He said the school has no library and no laboratory. He plans to use the million dollars from his win to improve the school and feed the poor.

Despite the obstacles Tabichi’s students face, he’s credited with helping many stay in school, qualify for international competitions in science and engineering and go on to college.

“At times, whenever I reflect on the challenges they face, I shed tears,” he said of his students, adding that his win will help give them confidence.

Kenyan President Uhuru Kenyatta said in a statement that Tabichi’s story “is the story of Africa” and of hope for future generations.

As a member of the Roman Catholic brotherhood, Tabichi wore a plain floor-length brown robe to receive the award presented by Dubai’s Crown Prince Sheikh Hamdan bin Mohammed bin Rashid Al Maktoum.

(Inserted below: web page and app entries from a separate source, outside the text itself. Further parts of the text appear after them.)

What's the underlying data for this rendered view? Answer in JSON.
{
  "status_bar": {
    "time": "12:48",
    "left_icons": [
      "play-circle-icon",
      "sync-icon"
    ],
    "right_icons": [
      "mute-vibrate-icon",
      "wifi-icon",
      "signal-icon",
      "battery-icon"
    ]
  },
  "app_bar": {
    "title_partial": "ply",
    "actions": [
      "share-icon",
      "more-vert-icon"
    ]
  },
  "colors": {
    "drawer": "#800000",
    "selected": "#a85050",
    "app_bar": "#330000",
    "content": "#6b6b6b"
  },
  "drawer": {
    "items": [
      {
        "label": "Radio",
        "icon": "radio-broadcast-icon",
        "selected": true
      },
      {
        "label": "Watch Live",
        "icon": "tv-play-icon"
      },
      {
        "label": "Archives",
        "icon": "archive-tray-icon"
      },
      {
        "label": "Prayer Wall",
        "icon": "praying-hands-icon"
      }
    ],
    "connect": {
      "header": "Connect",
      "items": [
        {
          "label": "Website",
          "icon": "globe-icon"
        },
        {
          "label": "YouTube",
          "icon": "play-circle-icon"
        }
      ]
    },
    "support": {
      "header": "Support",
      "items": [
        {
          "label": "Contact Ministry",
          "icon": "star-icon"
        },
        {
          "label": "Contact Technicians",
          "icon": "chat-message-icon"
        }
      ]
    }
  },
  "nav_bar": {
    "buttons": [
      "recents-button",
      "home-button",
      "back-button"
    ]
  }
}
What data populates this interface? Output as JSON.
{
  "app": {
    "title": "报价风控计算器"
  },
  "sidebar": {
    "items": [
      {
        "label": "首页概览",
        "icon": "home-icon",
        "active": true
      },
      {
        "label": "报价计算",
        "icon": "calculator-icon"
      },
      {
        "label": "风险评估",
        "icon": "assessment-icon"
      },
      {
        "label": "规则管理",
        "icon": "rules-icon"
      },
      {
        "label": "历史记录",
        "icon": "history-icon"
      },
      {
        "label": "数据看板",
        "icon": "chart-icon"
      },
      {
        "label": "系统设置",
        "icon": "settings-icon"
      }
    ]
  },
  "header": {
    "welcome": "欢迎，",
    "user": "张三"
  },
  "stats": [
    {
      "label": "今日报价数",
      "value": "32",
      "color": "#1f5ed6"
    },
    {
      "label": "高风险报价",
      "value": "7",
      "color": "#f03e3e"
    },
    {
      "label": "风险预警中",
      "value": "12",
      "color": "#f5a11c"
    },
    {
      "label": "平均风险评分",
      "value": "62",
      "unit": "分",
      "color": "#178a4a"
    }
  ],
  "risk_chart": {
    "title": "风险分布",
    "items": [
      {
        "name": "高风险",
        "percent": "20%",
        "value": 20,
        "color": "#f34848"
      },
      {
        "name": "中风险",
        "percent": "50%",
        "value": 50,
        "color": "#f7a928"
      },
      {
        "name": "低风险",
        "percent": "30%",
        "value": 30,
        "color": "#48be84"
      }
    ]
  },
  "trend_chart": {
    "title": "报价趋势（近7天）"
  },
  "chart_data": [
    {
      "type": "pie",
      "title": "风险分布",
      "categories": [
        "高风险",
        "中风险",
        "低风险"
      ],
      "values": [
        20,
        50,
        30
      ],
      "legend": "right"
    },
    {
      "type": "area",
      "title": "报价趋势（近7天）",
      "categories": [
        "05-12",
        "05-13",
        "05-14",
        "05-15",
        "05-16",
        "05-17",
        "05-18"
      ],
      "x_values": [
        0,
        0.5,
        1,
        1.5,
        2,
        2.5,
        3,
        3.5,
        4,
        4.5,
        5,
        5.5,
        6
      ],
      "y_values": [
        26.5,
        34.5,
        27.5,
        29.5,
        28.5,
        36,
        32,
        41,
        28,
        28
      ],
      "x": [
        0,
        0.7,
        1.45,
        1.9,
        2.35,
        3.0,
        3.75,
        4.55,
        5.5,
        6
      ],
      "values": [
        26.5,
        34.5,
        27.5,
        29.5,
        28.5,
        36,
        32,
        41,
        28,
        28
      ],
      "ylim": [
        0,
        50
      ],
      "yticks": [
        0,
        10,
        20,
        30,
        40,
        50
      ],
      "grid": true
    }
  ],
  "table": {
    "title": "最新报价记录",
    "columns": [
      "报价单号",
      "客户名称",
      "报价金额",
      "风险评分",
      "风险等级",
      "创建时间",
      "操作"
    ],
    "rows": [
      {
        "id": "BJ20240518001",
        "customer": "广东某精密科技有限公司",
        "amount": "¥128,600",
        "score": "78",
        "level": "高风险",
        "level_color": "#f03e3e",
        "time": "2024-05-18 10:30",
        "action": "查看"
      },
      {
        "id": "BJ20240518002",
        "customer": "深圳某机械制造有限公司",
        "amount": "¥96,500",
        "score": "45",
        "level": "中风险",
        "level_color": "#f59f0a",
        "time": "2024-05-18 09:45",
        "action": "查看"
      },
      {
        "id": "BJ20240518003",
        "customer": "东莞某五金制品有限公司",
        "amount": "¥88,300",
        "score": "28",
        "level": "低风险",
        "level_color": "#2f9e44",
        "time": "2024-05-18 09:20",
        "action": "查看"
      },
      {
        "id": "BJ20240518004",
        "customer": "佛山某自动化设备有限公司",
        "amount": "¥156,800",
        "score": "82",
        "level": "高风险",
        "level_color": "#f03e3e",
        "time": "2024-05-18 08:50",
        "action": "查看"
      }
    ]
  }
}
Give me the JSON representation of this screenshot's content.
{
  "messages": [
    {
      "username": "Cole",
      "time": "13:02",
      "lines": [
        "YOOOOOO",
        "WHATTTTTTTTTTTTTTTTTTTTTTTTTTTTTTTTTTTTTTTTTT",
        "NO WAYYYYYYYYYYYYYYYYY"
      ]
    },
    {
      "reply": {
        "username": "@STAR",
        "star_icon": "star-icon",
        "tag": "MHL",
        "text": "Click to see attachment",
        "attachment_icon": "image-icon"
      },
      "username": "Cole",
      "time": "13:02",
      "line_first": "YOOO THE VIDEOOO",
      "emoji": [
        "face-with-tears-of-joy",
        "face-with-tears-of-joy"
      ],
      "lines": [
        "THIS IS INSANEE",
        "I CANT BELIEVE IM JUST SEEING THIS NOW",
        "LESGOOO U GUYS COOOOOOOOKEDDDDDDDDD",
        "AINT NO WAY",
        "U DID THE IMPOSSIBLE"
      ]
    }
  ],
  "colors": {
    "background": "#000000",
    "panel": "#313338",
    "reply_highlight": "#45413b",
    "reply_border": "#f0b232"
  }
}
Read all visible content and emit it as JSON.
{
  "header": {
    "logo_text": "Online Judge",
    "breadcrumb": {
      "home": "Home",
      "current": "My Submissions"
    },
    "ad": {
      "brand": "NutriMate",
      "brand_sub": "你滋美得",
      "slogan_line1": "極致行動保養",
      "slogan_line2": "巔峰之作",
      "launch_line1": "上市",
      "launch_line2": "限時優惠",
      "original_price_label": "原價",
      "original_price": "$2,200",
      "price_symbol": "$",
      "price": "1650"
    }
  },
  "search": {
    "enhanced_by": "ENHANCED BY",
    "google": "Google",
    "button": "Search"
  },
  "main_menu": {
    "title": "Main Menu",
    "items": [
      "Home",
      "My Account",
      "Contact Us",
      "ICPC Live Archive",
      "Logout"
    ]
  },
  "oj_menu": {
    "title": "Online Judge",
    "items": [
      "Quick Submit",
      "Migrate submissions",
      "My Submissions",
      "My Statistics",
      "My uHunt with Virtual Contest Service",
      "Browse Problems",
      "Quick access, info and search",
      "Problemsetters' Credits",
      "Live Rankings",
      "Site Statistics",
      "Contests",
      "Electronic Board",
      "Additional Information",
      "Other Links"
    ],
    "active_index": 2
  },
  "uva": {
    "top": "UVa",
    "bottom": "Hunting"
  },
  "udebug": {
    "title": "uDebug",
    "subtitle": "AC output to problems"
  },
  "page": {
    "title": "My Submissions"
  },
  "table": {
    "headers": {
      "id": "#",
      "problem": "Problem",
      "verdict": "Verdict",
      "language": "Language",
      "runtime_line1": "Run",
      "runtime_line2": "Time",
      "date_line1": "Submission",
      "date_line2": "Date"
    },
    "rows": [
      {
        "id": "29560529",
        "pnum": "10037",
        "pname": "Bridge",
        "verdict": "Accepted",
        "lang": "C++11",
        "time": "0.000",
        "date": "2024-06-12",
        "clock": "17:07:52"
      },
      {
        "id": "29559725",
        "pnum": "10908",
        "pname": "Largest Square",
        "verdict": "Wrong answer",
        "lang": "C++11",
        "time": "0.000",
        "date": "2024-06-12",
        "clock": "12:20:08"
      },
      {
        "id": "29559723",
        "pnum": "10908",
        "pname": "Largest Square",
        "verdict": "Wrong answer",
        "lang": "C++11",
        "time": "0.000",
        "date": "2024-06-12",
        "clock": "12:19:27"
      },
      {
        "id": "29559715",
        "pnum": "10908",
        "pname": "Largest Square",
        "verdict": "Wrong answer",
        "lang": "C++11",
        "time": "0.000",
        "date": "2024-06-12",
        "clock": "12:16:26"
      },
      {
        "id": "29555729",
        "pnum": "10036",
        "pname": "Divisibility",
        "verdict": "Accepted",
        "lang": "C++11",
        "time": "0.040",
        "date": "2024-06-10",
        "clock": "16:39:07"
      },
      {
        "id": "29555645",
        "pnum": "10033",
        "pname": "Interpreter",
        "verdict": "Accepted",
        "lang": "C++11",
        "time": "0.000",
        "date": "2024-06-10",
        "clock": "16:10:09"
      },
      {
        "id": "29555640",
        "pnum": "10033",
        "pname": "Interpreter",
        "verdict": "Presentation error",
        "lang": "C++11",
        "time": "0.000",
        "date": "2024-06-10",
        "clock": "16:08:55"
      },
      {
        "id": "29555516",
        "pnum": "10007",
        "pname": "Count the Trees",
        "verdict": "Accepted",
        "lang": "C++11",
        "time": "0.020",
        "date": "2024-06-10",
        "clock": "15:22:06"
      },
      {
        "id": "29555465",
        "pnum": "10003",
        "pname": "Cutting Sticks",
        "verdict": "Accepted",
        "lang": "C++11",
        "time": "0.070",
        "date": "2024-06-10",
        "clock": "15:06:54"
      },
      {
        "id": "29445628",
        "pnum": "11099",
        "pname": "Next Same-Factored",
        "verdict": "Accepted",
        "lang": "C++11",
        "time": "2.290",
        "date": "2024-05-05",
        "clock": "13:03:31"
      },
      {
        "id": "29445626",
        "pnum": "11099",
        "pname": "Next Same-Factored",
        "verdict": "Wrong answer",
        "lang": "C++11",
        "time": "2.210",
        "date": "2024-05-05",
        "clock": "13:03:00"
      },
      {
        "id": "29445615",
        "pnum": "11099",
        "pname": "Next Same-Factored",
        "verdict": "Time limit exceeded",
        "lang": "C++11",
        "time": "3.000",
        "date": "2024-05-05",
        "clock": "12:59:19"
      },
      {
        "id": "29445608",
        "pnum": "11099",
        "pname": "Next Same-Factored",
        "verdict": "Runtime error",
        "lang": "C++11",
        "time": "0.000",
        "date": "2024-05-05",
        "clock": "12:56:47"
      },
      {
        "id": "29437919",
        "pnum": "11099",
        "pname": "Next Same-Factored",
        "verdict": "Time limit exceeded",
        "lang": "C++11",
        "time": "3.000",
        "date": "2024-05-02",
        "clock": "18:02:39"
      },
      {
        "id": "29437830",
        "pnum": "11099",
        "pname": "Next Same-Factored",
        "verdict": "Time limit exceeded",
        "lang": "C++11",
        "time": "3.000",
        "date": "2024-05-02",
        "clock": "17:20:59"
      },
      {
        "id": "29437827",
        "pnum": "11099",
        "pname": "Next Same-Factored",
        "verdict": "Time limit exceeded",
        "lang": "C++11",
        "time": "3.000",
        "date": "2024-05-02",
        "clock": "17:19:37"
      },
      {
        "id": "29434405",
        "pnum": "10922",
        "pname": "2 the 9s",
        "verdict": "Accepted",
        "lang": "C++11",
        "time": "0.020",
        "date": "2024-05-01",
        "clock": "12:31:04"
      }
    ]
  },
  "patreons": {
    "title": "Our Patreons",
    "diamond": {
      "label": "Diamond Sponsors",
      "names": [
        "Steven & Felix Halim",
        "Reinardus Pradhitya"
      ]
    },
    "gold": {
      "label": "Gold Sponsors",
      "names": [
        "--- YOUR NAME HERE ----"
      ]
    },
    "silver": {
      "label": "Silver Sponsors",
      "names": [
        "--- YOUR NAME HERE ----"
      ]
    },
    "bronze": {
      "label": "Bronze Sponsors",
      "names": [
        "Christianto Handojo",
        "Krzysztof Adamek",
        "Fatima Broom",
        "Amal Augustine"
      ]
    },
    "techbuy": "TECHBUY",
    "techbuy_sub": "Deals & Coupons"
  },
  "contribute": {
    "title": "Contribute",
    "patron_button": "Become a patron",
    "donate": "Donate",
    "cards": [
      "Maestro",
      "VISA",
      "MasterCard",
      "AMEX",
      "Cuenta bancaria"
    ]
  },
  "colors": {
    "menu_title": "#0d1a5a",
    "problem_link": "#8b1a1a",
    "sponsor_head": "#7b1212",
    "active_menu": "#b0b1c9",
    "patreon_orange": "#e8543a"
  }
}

The prize is awarded by the Varkey Foundation, whose founder, Sunny Varkey, established the for-profit GEMS Education company that runs 55 schools in the United Arab Emirates, Egypt and Qatar.

In his acceptance speech, Tabichi said his mother died when he was just 11 years old, leaving his father, a primary school teacher, with the job of raising him and his siblings alone.

Tabichi thanked his father for instilling Christian values in him, then pointed to his father in the audience, invited him up on stage and handed him the award to hold as the room erupted in applause and cheers.

“I found tonight to be incredibly emotional, very moving,” Jackman told the AP after hosting the ceremony and performing musical numbers from his film The Greatest Showman.

“It was a great honor, a thrill to be here and I just thought the whole evening was just filled with a really pure spirit,” he added.

Now in its fifth year, the prize is the largest of its kind. It’s quickly become one of the most coveted and prestigious for teachers. Tabichi selected out of out 10,000 applicants.

The winner is selected by committees comprised of teachers, journalists, officials, entrepreneurs, business leaders and scientists.

Last year, a British art teacher was awarded for her work in one of the most ethnically diverse places in the country. Her work was credited with helping students feel welcome and safe in a borough with high murder rates.

Other winners include a Canadian teacher for her work with indigenous students in an isolated Arctic village where suicide rates are high, and a Palestinian teacher for her work in helping West Bank refugee children traumatized by violence.

The 2015 inaugural winner was a teacher from Maine who founded a nonprofit demonstration school created for the purpose of developing and disseminating teaching methods.

 

For information as to how Relocation Africa can help you with your Mobility, Immigration, Research, Remuneration, and Expat Tax needs, email marketing@relocationafrica.com, or call us on +27 21 763 4240.

Sources: [1], [2]. Image sources: [1], [2].